===== Supplied information =====
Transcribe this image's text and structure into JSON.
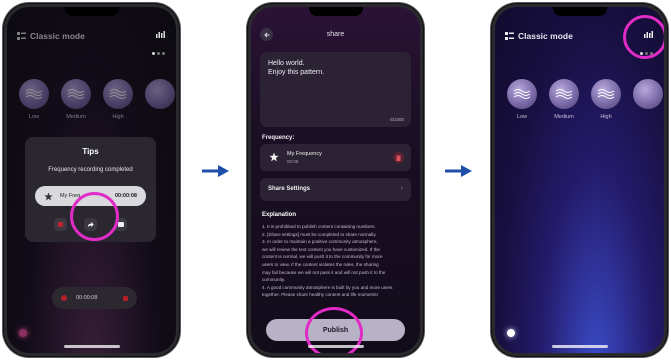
{
  "colors": {
    "highlight_ring": "#e12bc6",
    "arrow": "#1f4fa8",
    "publish_button": "#b7b2c6",
    "record_red": "#b0202a"
  },
  "icons": [
    "menu-icon",
    "spectrum-icon",
    "wave-icon",
    "star-icon",
    "share-icon",
    "stop-icon",
    "save-icon",
    "back-arrow-icon",
    "delete-icon",
    "chevron-right-icon"
  ],
  "phone1": {
    "mode_title": "Classic mode",
    "sounds": [
      {
        "label": "Low"
      },
      {
        "label": "Medium"
      },
      {
        "label": "High"
      }
    ],
    "tips": {
      "title": "Tips",
      "message": "Frequency recording completed",
      "item_name": "My Freq",
      "item_time": "00:00:08"
    },
    "recording_time": "00:00:08"
  },
  "phone2": {
    "title": "share",
    "text_line1": "Hello world.",
    "text_line2": "Enjoy this pattern.",
    "char_count": "5/1000",
    "frequency_label": "Frequency:",
    "frequency_name": "My Frequency",
    "frequency_duration": "00:08",
    "share_settings": "Share Settings",
    "explanation_title": "Explanation",
    "explanation_lines": [
      "1. It is prohibited to publish content containing numbers.",
      "2. [Share settings] must be completed to share normally.",
      "3. In order to maintain a positive community atmosphere,",
      "we will review the text content you have customized. If the",
      "content is normal, we will push it to the community for more",
      "users to view. If the content violates the rules, the sharing",
      "may fail because we will not pass it and will not push it to the",
      "community.",
      "4. A good community atmosphere is built by you and more users",
      "together. Please share healthy content and life moments!"
    ],
    "publish_label": "Publish"
  },
  "phone3": {
    "mode_title": "Classic mode",
    "sounds": [
      {
        "label": "Low"
      },
      {
        "label": "Medium"
      },
      {
        "label": "High"
      }
    ]
  }
}
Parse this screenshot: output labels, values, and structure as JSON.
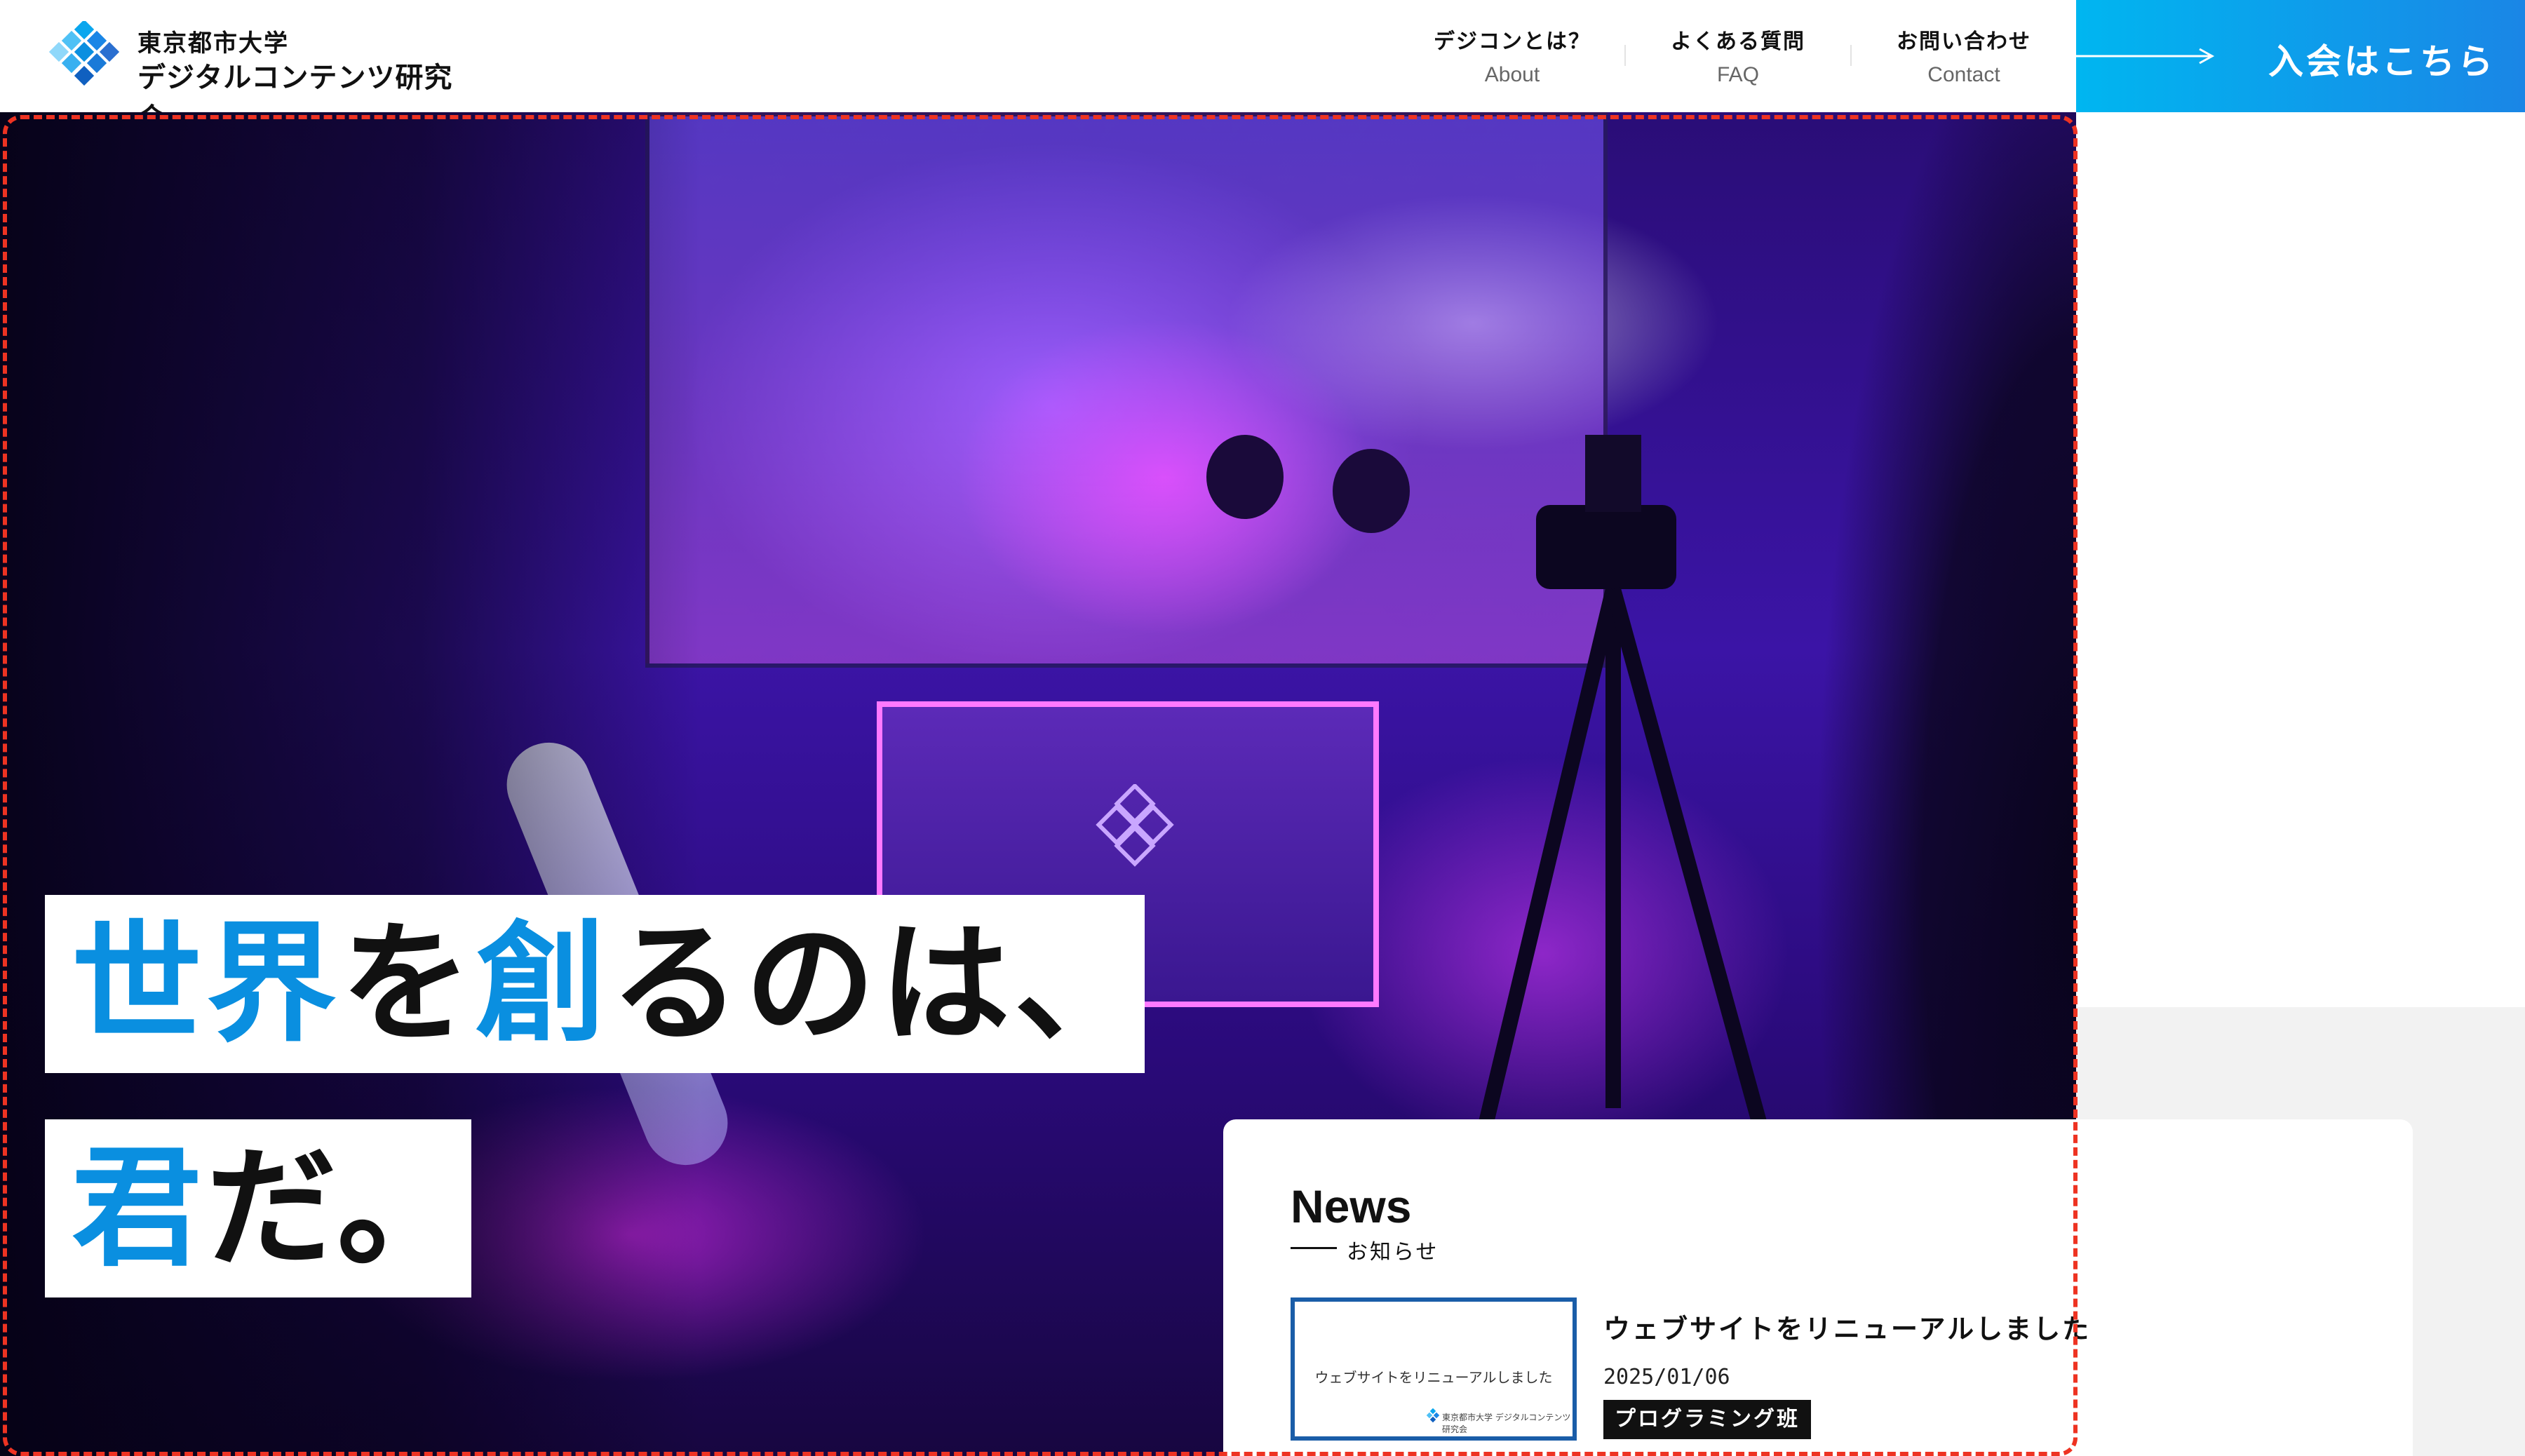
{
  "header": {
    "logo_line1": "東京都市大学",
    "logo_line2": "デジタルコンテンツ研究会",
    "nav": [
      {
        "jp": "デジコンとは？",
        "en": "About"
      },
      {
        "jp": "よくある質問",
        "en": "FAQ"
      },
      {
        "jp": "お問い合わせ",
        "en": "Contact"
      }
    ],
    "join_label": "入会はこちら"
  },
  "hero": {
    "catch1": {
      "p1": "世界",
      "p2": "を",
      "p3": "創",
      "p4": "るのは、"
    },
    "catch2": {
      "p1": "君",
      "p2": "だ。"
    }
  },
  "news": {
    "title": "News",
    "subtitle": "お知らせ",
    "items": [
      {
        "thumb_text": "ウェブサイトをリニューアルしました",
        "thumb_logo": "東京都市大学 デジタルコンテンツ研究会",
        "headline": "ウェブサイトをリニューアルしました",
        "date": "2025/01/06",
        "tag": "プログラミング班"
      }
    ]
  },
  "colors": {
    "accent_blue": "#0a8fe0",
    "join_gradient_start": "#00b6f0",
    "join_gradient_end": "#1a86e6",
    "annotation_frame": "#ee3322"
  }
}
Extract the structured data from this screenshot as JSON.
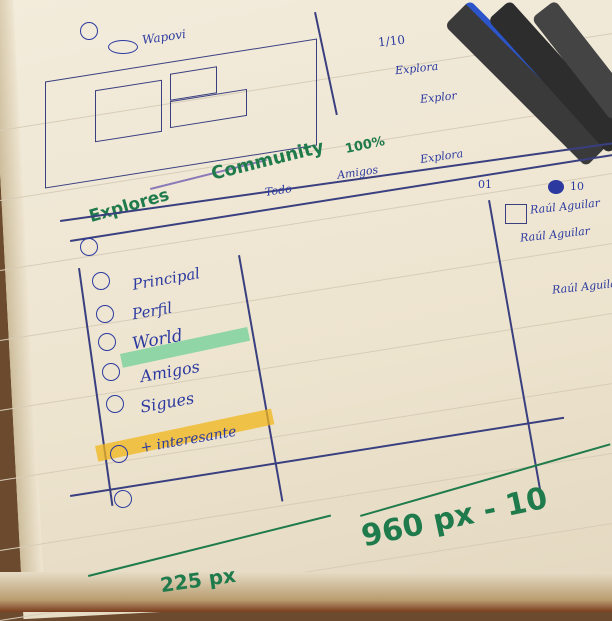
{
  "sketch_top": {
    "logo_label": "Wapovi",
    "status_counter": "1/10",
    "side_links": [
      "Explora",
      "Explor"
    ],
    "tagline_strikethrough": "Explores",
    "tagline": "Community",
    "percent": "100%"
  },
  "nav_tabs": [
    "Todo",
    "Amigos",
    "Explora"
  ],
  "header_counters": {
    "notifications": "01",
    "world": "10"
  },
  "right_panel": {
    "names": [
      "Raúl Aguilar",
      "Raúl Aguilar",
      "Raúl Aguilar"
    ]
  },
  "sidebar": {
    "items": [
      {
        "label": "Principal",
        "icon": "home-icon"
      },
      {
        "label": "Perfil",
        "icon": "user-icon"
      },
      {
        "label": "World",
        "icon": "globe-icon"
      },
      {
        "label": "Amigos",
        "icon": "friends-icon",
        "highlight": "#6fcf97"
      },
      {
        "label": "Sigues",
        "icon": "following-icon"
      },
      {
        "label": "+ interesante",
        "icon": "star-icon",
        "highlight": "#f2b619"
      }
    ]
  },
  "dimensions": {
    "sidebar_width": "225 px",
    "content_width": "960 px - 10"
  },
  "colors": {
    "ink": "#2c3aa0",
    "green_marker": "#1f7a4c",
    "paper": "#f3ecdc"
  }
}
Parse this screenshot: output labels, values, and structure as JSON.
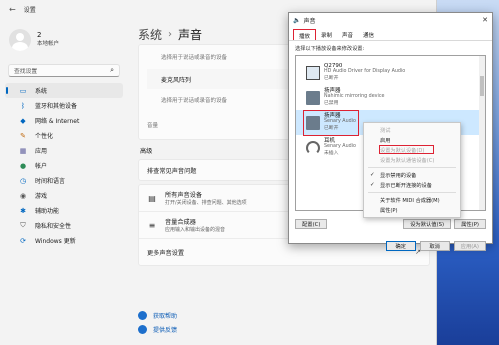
{
  "settings": {
    "title": "设置",
    "back_icon": "back-arrow-icon",
    "profile": {
      "name": "2",
      "account": "本地帐户"
    },
    "search": {
      "placeholder": "查找设置"
    },
    "nav": [
      {
        "label": "系统",
        "icon": "monitor-icon",
        "active": true
      },
      {
        "label": "蓝牙和其他设备",
        "icon": "bluetooth-icon"
      },
      {
        "label": "网络 & Internet",
        "icon": "wifi-icon"
      },
      {
        "label": "个性化",
        "icon": "brush-icon"
      },
      {
        "label": "应用",
        "icon": "apps-icon"
      },
      {
        "label": "帐户",
        "icon": "person-icon"
      },
      {
        "label": "时间和语言",
        "icon": "globe-clock-icon"
      },
      {
        "label": "游戏",
        "icon": "gamepad-icon"
      },
      {
        "label": "辅助功能",
        "icon": "accessibility-icon"
      },
      {
        "label": "隐私和安全性",
        "icon": "shield-icon"
      },
      {
        "label": "Windows 更新",
        "icon": "update-icon"
      }
    ],
    "breadcrumb": {
      "parent": "系统",
      "current": "声音"
    },
    "input_section": {
      "mic_label": "麦克风阵列",
      "note": "选择用于说话或录音的设备",
      "volume_label": "音量"
    },
    "advanced": {
      "title": "高级",
      "troubleshoot": "排查常见声音问题",
      "all_devices": {
        "label": "所有声音设备",
        "sub": "打开/关闭设备、排查问题、其他选项"
      },
      "mixer": {
        "label": "音量合成器",
        "sub": "应用输入和输出设备的混音"
      },
      "more": "更多声音设置"
    },
    "help": {
      "get_help": "获取帮助",
      "feedback": "提供反馈"
    }
  },
  "dialog": {
    "title": "声音",
    "close_icon": "close-icon",
    "tabs": [
      "播放",
      "录制",
      "声音",
      "通信"
    ],
    "hint": "选择以下播放设备来修改设置:",
    "devices": [
      {
        "name": "Q2790",
        "sub1": "HD Audio Driver for Display Audio",
        "sub2": "已断开",
        "icon": "monitor-icon"
      },
      {
        "name": "扬声器",
        "sub1": "Nahimic mirroring device",
        "sub2": "已禁用",
        "icon": "speaker-icon"
      },
      {
        "name": "扬声器",
        "sub1": "Senary Audio",
        "sub2": "已断开",
        "icon": "speaker-icon",
        "selected": true
      },
      {
        "name": "耳机",
        "sub1": "Senary Audio",
        "sub2": "未插入",
        "icon": "headset-icon"
      }
    ],
    "configure_label": "配置(C)",
    "default_label": "设为默认值(S)",
    "properties_label": "属性(P)",
    "ok_label": "确定",
    "cancel_label": "取消",
    "apply_label": "应用(A)"
  },
  "context_menu": {
    "items": [
      {
        "label": "测试",
        "disabled": true
      },
      {
        "label": "启用",
        "disabled": false
      },
      {
        "label": "设置为默认设备(D)",
        "disabled": true
      },
      {
        "label": "设置为默认通信设备(C)",
        "disabled": true
      },
      {
        "sep": true
      },
      {
        "label": "显示禁用的设备",
        "checked": true
      },
      {
        "label": "显示已断开连接的设备",
        "checked": true
      },
      {
        "sep": true
      },
      {
        "label": "关于软件 MIDI 合成器(M)"
      },
      {
        "label": "属性(P)"
      }
    ]
  },
  "colors": {
    "accent": "#0067c0",
    "highlight_red": "#dd2233",
    "selection": "#cde8ff"
  }
}
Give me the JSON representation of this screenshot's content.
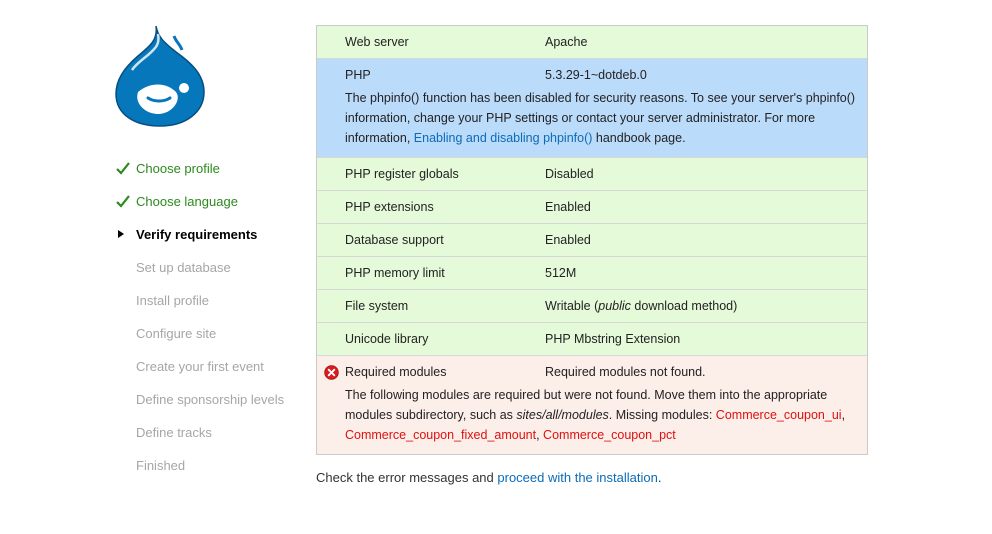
{
  "logo": {
    "icon": "drupal-drop-logo",
    "color": "#0777bb"
  },
  "steps": [
    {
      "label": "Choose profile",
      "state": "done"
    },
    {
      "label": "Choose language",
      "state": "done"
    },
    {
      "label": "Verify requirements",
      "state": "active"
    },
    {
      "label": "Set up database",
      "state": "pending"
    },
    {
      "label": "Install profile",
      "state": "pending"
    },
    {
      "label": "Configure site",
      "state": "pending"
    },
    {
      "label": "Create your first event",
      "state": "pending"
    },
    {
      "label": "Define sponsorship levels",
      "state": "pending"
    },
    {
      "label": "Define tracks",
      "state": "pending"
    },
    {
      "label": "Finished",
      "state": "pending"
    }
  ],
  "requirements": {
    "web_server": {
      "title": "Web server",
      "value": "Apache"
    },
    "php": {
      "title": "PHP",
      "value": "5.3.29-1~dotdeb.0",
      "desc_pre": "The phpinfo() function has been disabled for security reasons. To see your server's phpinfo() information, change your PHP settings or contact your server administrator. For more information,",
      "desc_link": "Enabling and disabling phpinfo()",
      "desc_post": "handbook page."
    },
    "register_globals": {
      "title": "PHP register globals",
      "value": "Disabled"
    },
    "extensions": {
      "title": "PHP extensions",
      "value": "Enabled"
    },
    "database": {
      "title": "Database support",
      "value": "Enabled"
    },
    "memory": {
      "title": "PHP memory limit",
      "value": "512M"
    },
    "file_system": {
      "title": "File system",
      "value_pre": "Writable (",
      "value_em": "public",
      "value_post": "download method)"
    },
    "unicode": {
      "title": "Unicode library",
      "value": "PHP Mbstring Extension"
    },
    "modules": {
      "title": "Required modules",
      "value": "Required modules not found.",
      "desc_pre": "The following modules are required but were not found. Move them into the appropriate modules subdirectory, such as",
      "desc_path": "sites/all/modules",
      "desc_mid": ". Missing modules:",
      "missing": [
        "Commerce_coupon_ui",
        "Commerce_coupon_fixed_amount",
        "Commerce_coupon_pct"
      ],
      "icon": "error-icon"
    }
  },
  "footer": {
    "pre": "Check the error messages and",
    "link": "proceed with the installation",
    "post": "."
  },
  "colors": {
    "ok_row": "#e5fad8",
    "info_row": "#bbdbfb",
    "error_row": "#fceee8",
    "done_step": "#2c8a1c",
    "pending_step": "#a6a6a6",
    "link": "#0c6bb8",
    "error_text": "#dd1111"
  }
}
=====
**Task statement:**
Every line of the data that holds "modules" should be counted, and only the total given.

**Result for this task:**
6